This Bite-Size Documentary Reveals the Enormity of America's Food-Waste Problem
Even for those relatively well versed in the issues surrounding our culture’s dismal epidemic of food waste, it's a shocking scene: A dump truck unceremoniously tips an entire load of what appears to be perfectly edible produce into a landfill.
The moment occurs just a few minutes into Man in the Maze, one of five films to nab a top nod (and $10,000) at this year’s Sundance Institute Short Film Challenge. The documentary is having its world premiere, so to speak, this week on the website of Tucson's Arizona Daily Star.
Which is appropriate, as the bite-size documentary focuses on the efforts of locals in nearby Santa Cruz County to make sense of a food system that is anything but sensible.
Our guide here is Gary Paul Nabhan, a sort of Renaissance man vis-à-vis the local food movement: writer, activist, academic, farmer, “wild foods forager and pollinator habitat restorationist.” Nabhan made a name for himself back in the 1980s when he cofounded Native Seeds/SEARCH, a nonprofit dedicated to preserving the rich agricultural legacy of the indigenous peoples of the Southwest.
More recently, he's turned his attention to food waste, a tangible issue in the borderlands.

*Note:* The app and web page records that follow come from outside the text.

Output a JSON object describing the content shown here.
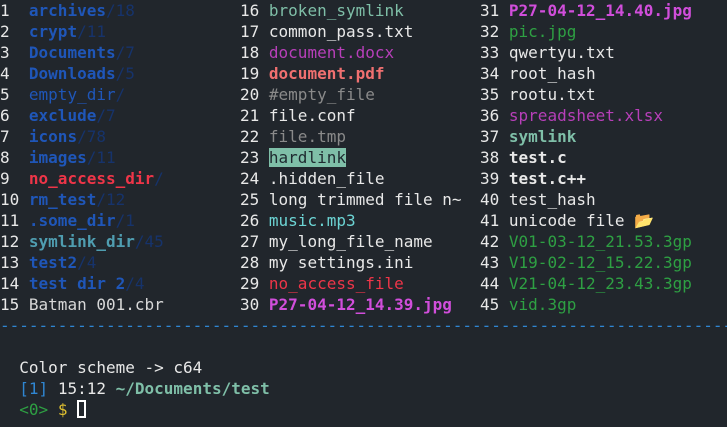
{
  "files": [
    {
      "num": "1",
      "name": "archives",
      "suffix": "/18",
      "color": "#1f56b8",
      "bold": true
    },
    {
      "num": "2",
      "name": "crypt",
      "suffix": "/11",
      "color": "#1f56b8",
      "bold": true
    },
    {
      "num": "3",
      "name": "Documents",
      "suffix": "/7",
      "color": "#1f56b8",
      "bold": true
    },
    {
      "num": "4",
      "name": "Downloads",
      "suffix": "/5",
      "color": "#1f56b8",
      "bold": true
    },
    {
      "num": "5",
      "name": "empty_dir",
      "suffix": "/",
      "color": "#1f56b8",
      "bold": false
    },
    {
      "num": "6",
      "name": "exclude",
      "suffix": "/7",
      "color": "#1f56b8",
      "bold": true
    },
    {
      "num": "7",
      "name": "icons",
      "suffix": "/78",
      "color": "#1f56b8",
      "bold": true
    },
    {
      "num": "8",
      "name": "images",
      "suffix": "/11",
      "color": "#1f56b8",
      "bold": true
    },
    {
      "num": "9",
      "name": "no_access_dir",
      "suffix": "/",
      "color": "#ee3548",
      "bold": true
    },
    {
      "num": "10",
      "name": "rm_test",
      "suffix": "/12",
      "color": "#1f56b8",
      "bold": true
    },
    {
      "num": "11",
      "name": ".some_dir",
      "suffix": "/1",
      "color": "#1f56b8",
      "bold": true
    },
    {
      "num": "12",
      "name": "symlink_dir",
      "suffix": "/45",
      "color": "#4f9db0",
      "bold": true
    },
    {
      "num": "13",
      "name": "test2",
      "suffix": "/4",
      "color": "#1f56b8",
      "bold": true
    },
    {
      "num": "14",
      "name": "test dir 2",
      "suffix": "/4",
      "color": "#1f56b8",
      "bold": true
    },
    {
      "num": "15",
      "name": "Batman 001.cbr",
      "suffix": "",
      "color": "#d8d8d8",
      "bold": false
    },
    {
      "num": "16",
      "name": "broken_symlink",
      "suffix": "",
      "color": "#7fbfa8",
      "bold": false
    },
    {
      "num": "17",
      "name": "common_pass.txt",
      "suffix": "",
      "color": "#e8e8e8",
      "bold": false
    },
    {
      "num": "18",
      "name": "document.docx",
      "suffix": "",
      "color": "#b73fb9",
      "bold": false
    },
    {
      "num": "19",
      "name": "document.pdf",
      "suffix": "",
      "color": "#f07070",
      "bold": true
    },
    {
      "num": "20",
      "name": "#empty_file",
      "suffix": "",
      "color": "#8a8a8a",
      "bold": false
    },
    {
      "num": "21",
      "name": "file.conf",
      "suffix": "",
      "color": "#e8e8e8",
      "bold": false
    },
    {
      "num": "22",
      "name": "file.tmp",
      "suffix": "",
      "color": "#8a8a8a",
      "bold": false
    },
    {
      "num": "23",
      "name": "hardlink",
      "suffix": "",
      "color": "#1f2a30",
      "bold": false,
      "highlight": true
    },
    {
      "num": "24",
      "name": ".hidden_file",
      "suffix": "",
      "color": "#e8e8e8",
      "bold": false
    },
    {
      "num": "25",
      "name": "long trimmed file n~",
      "suffix": "",
      "color": "#e8e8e8",
      "bold": false
    },
    {
      "num": "26",
      "name": "music.mp3",
      "suffix": "",
      "color": "#6cd4d4",
      "bold": false
    },
    {
      "num": "27",
      "name": "my_long_file_name",
      "suffix": "",
      "color": "#e8e8e8",
      "bold": false
    },
    {
      "num": "28",
      "name": "my settings.ini",
      "suffix": "",
      "color": "#e8e8e8",
      "bold": false
    },
    {
      "num": "29",
      "name": "no_access_file",
      "suffix": "",
      "color": "#ee3548",
      "bold": false
    },
    {
      "num": "30",
      "name": "P27-04-12_14.39.jpg",
      "suffix": "",
      "color": "#d14edb",
      "bold": true
    },
    {
      "num": "31",
      "name": "P27-04-12_14.40.jpg",
      "suffix": "",
      "color": "#d14edb",
      "bold": true
    },
    {
      "num": "32",
      "name": "pic.jpg",
      "suffix": "",
      "color": "#2ea043",
      "bold": false
    },
    {
      "num": "33",
      "name": "qwertyu.txt",
      "suffix": "",
      "color": "#e8e8e8",
      "bold": false
    },
    {
      "num": "34",
      "name": "root_hash",
      "suffix": "",
      "color": "#e8e8e8",
      "bold": false
    },
    {
      "num": "35",
      "name": "rootu.txt",
      "suffix": "",
      "color": "#e8e8e8",
      "bold": false
    },
    {
      "num": "36",
      "name": "spreadsheet.xlsx",
      "suffix": "",
      "color": "#b73fb9",
      "bold": false
    },
    {
      "num": "37",
      "name": "symlink",
      "suffix": "",
      "color": "#7fbfa8",
      "bold": true
    },
    {
      "num": "38",
      "name": "test.c",
      "suffix": "",
      "color": "#e8e8e8",
      "bold": true
    },
    {
      "num": "39",
      "name": "test.c++",
      "suffix": "",
      "color": "#e8e8e8",
      "bold": true
    },
    {
      "num": "40",
      "name": "test_hash",
      "suffix": "",
      "color": "#e8e8e8",
      "bold": false
    },
    {
      "num": "41",
      "name": "unicode file 📂",
      "suffix": "",
      "color": "#e8e8e8",
      "bold": false
    },
    {
      "num": "42",
      "name": "V01-03-12_21.53.3gp",
      "suffix": "",
      "color": "#2ea043",
      "bold": false
    },
    {
      "num": "43",
      "name": "V19-02-12_15.22.3gp",
      "suffix": "",
      "color": "#2ea043",
      "bold": false
    },
    {
      "num": "44",
      "name": "V21-04-12_23.43.3gp",
      "suffix": "",
      "color": "#2ea043",
      "bold": false
    },
    {
      "num": "45",
      "name": "vid.3gp",
      "suffix": "",
      "color": "#2ea043",
      "bold": false
    }
  ],
  "separator": "------------------------------------------------------------------------------------------",
  "status": {
    "message": "Color scheme -> c64",
    "position_prefix": "[1]",
    "time": "15:12",
    "path": "~/Documents/test",
    "prompt_count": "<0>",
    "prompt_symbol": "$"
  },
  "colors": {
    "background": "#21262c",
    "separator": "#2f86d2",
    "dir": "#1f56b8",
    "status_blue": "#2f86d2",
    "status_path": "#7fbfa8",
    "prompt_green": "#2ea043",
    "prompt_yellow": "#e0c030"
  }
}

As he informs us, 25 to 30 percent of the produce Americans consume comes up from Mexico through the border towns, trucked by thousands of semis along a “big food superhighway.” Yet an unconscionable amount ends up in the dump.
“If Florida tomato prices drop on a certain day,” Nabhan offers by way of example, “120,000 pounds might be thrown in a landfill just because of pricing.”
Such waste is galling when you consider that economically disadvantaged Santa Cruz County suffers from some of the highest rates of child food insecurity in the state.
The wanton waste would be thoroughly depressing were it not for the rest of the eight-minute film, which touches on the inspirational ways that the community is coming together to create a more just and equitable food system. Borderlands Food Bank, for example, rescues between 30 and 40 million pounds of produce each produce season, saving it from landfills and redistributing it to area residents who have limited access to affordable fresh produce.
The fascinating work of Native Seeds/SEARCH to preserve the seed stock developed by indigenous groups in the Southwest and adapted for the region’s arid climate gets due attention as well, as does the group’s equally important efforts to reestablish locals’ connection with the land. Worth noting is that despite the Southwest’s reputation as suitable for growing nothing but cacti and sagebrush, the chronicles of early European explorers record native communities farming a dizzying array of drought-tolerant crops—a precedent that we might do well to learn from as we confront climate change.
Short as it is, Man in the Maze provides plenty of food for thought, including Nabhan’s parting words: “Food is a sacrament; food is what binds us together. It behooves all of us, whether it's for health reasons or because we care about the land or because our faith requires us to care about the people most marginalized by our broken food system, to heal that food system. That’s the only way we’re going to heal our economies, our bodies, and our land.”